[Data records for software interfaces]
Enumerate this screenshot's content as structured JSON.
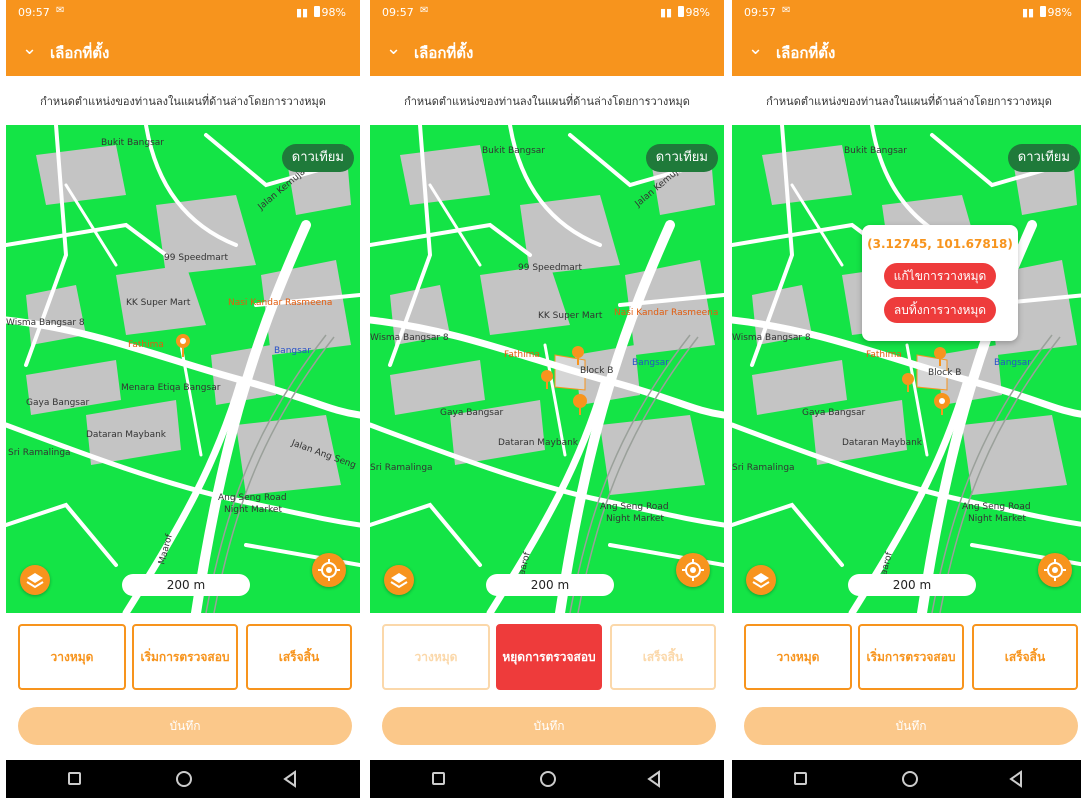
{
  "status_bar": {
    "time": "09:57",
    "battery": "98%"
  },
  "app_bar": {
    "title": "เลือกที่ตั้ง"
  },
  "instruction": "กำหนดตำแหน่งของท่านลงในแผนที่ด้านล่างโดยการวางหมุด",
  "map_controls": {
    "satellite_label": "ดาวเทียม",
    "scale_label": "200 m"
  },
  "map_labels": [
    "Bukit Bangsar",
    "99 Speedmart",
    "KK Super Mart",
    "Nasi Kandar Rasmeena",
    "Fathima",
    "Bangsar",
    "Menara Etiqa Bangsar",
    "Gaya Bangsar",
    "Dataran Maybank",
    "Sri Ramalinga",
    "Jalan Kemuja",
    "Ang Seng Road",
    "Night Market",
    "Jalan Ang Seng",
    "Wisma Bangsar 8",
    "Block B",
    "Maarof"
  ],
  "actions": {
    "place_pin": "วางหมุด",
    "start_check": "เริ่มการตรวจสอบ",
    "stop_check": "หยุดการตรวจสอบ",
    "finish": "เสร็จสิ้น",
    "save": "บันทึก"
  },
  "pin_popup": {
    "coordinates": "(3.12745, 101.67818)",
    "edit_pin": "แก้ไขการวางหมุด",
    "delete_pin": "ลบทิ้งการวางหมุด"
  },
  "colors": {
    "accent": "#f7941d",
    "danger": "#ee3b3b",
    "map_green": "#14e446",
    "satellite": "#1f7a3a"
  }
}
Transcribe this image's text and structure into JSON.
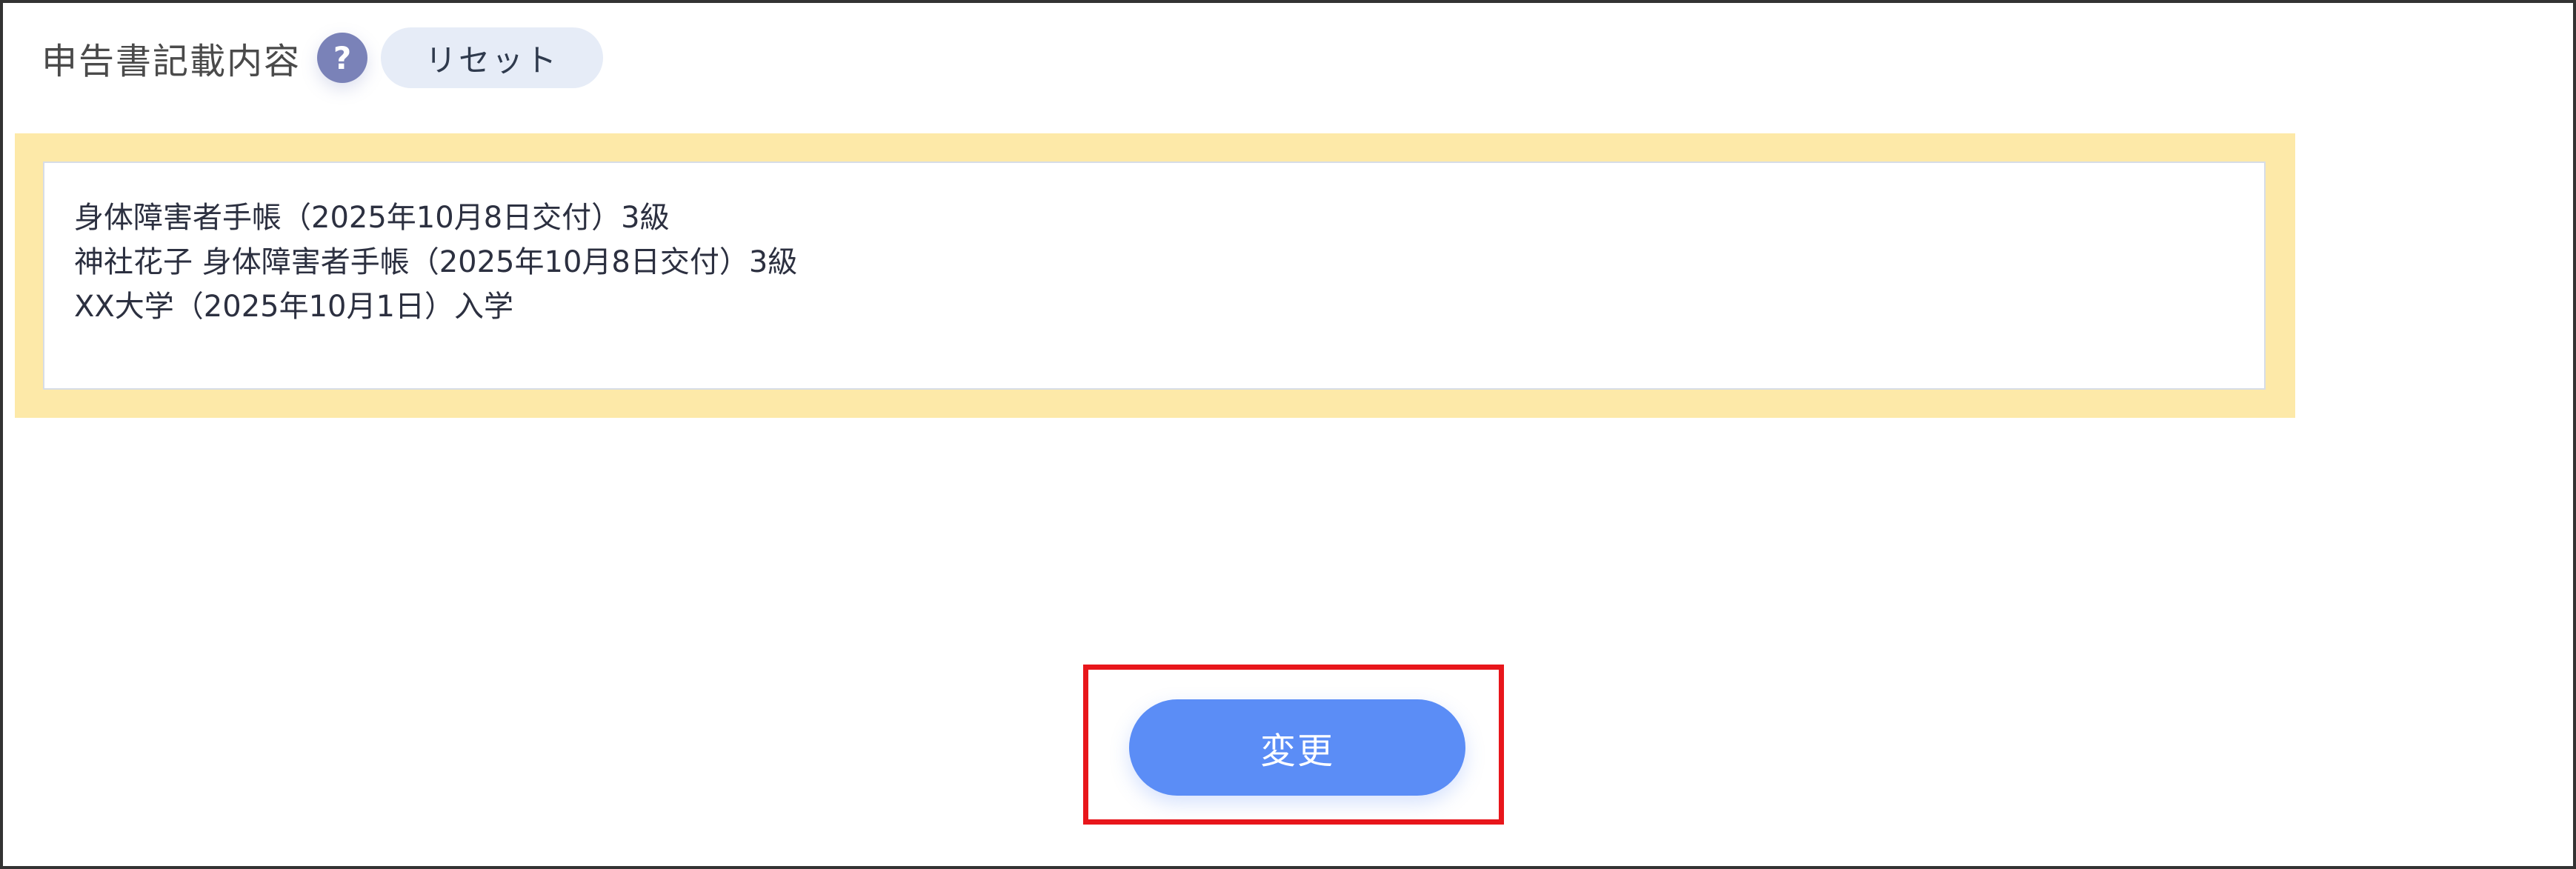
{
  "header": {
    "title": "申告書記載内容",
    "help_icon_glyph": "?",
    "reset_label": "リセット"
  },
  "note": {
    "lines": [
      "身体障害者手帳（2025年10月8日交付）3級",
      "神社花子 身体障害者手帳（2025年10月8日交付）3級",
      "XX大学（2025年10月1日）入学"
    ]
  },
  "actions": {
    "change_label": "変更"
  },
  "colors": {
    "panel_background": "#fde9a8",
    "help_icon": "#7a82b8",
    "reset_button": "#e6ecf7",
    "change_button": "#5b8df6",
    "highlight_frame": "#e8161b"
  }
}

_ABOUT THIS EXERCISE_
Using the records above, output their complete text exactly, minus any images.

_RESPONSE AREA_
Enumerate this screenshot's content as structured JSON.
{
  "status_bar": {
    "time": "09:57",
    "battery": "98%"
  },
  "app_bar": {
    "title": "เลือกที่ตั้ง"
  },
  "instruction": "กำหนดตำแหน่งของท่านลงในแผนที่ด้านล่างโดยการวางหมุด",
  "map_controls": {
    "satellite_label": "ดาวเทียม",
    "scale_label": "200 m"
  },
  "map_labels": [
    "Bukit Bangsar",
    "99 Speedmart",
    "KK Super Mart",
    "Nasi Kandar Rasmeena",
    "Fathima",
    "Bangsar",
    "Menara Etiqa Bangsar",
    "Gaya Bangsar",
    "Dataran Maybank",
    "Sri Ramalinga",
    "Jalan Kemuja",
    "Ang Seng Road",
    "Night Market",
    "Jalan Ang Seng",
    "Wisma Bangsar 8",
    "Block B",
    "Maarof"
  ],
  "actions": {
    "place_pin": "วางหมุด",
    "start_check": "เริ่มการตรวจสอบ",
    "stop_check": "หยุดการตรวจสอบ",
    "finish": "เสร็จสิ้น",
    "save": "บันทึก"
  },
  "pin_popup": {
    "coordinates": "(3.12745, 101.67818)",
    "edit_pin": "แก้ไขการวางหมุด",
    "delete_pin": "ลบทิ้งการวางหมุด"
  },
  "colors": {
    "accent": "#f7941d",
    "danger": "#ee3b3b",
    "map_green": "#14e446",
    "satellite": "#1f7a3a"
  }
}
Transcribe this image's text and structure into JSON.
{
  "header": {
    "title": "申告書記載内容",
    "help_icon_glyph": "?",
    "reset_label": "リセット"
  },
  "note": {
    "lines": [
      "身体障害者手帳（2025年10月8日交付）3級",
      "神社花子 身体障害者手帳（2025年10月8日交付）3級",
      "XX大学（2025年10月1日）入学"
    ]
  },
  "actions": {
    "change_label": "変更"
  },
  "colors": {
    "panel_background": "#fde9a8",
    "help_icon": "#7a82b8",
    "reset_button": "#e6ecf7",
    "change_button": "#5b8df6",
    "highlight_frame": "#e8161b"
  }
}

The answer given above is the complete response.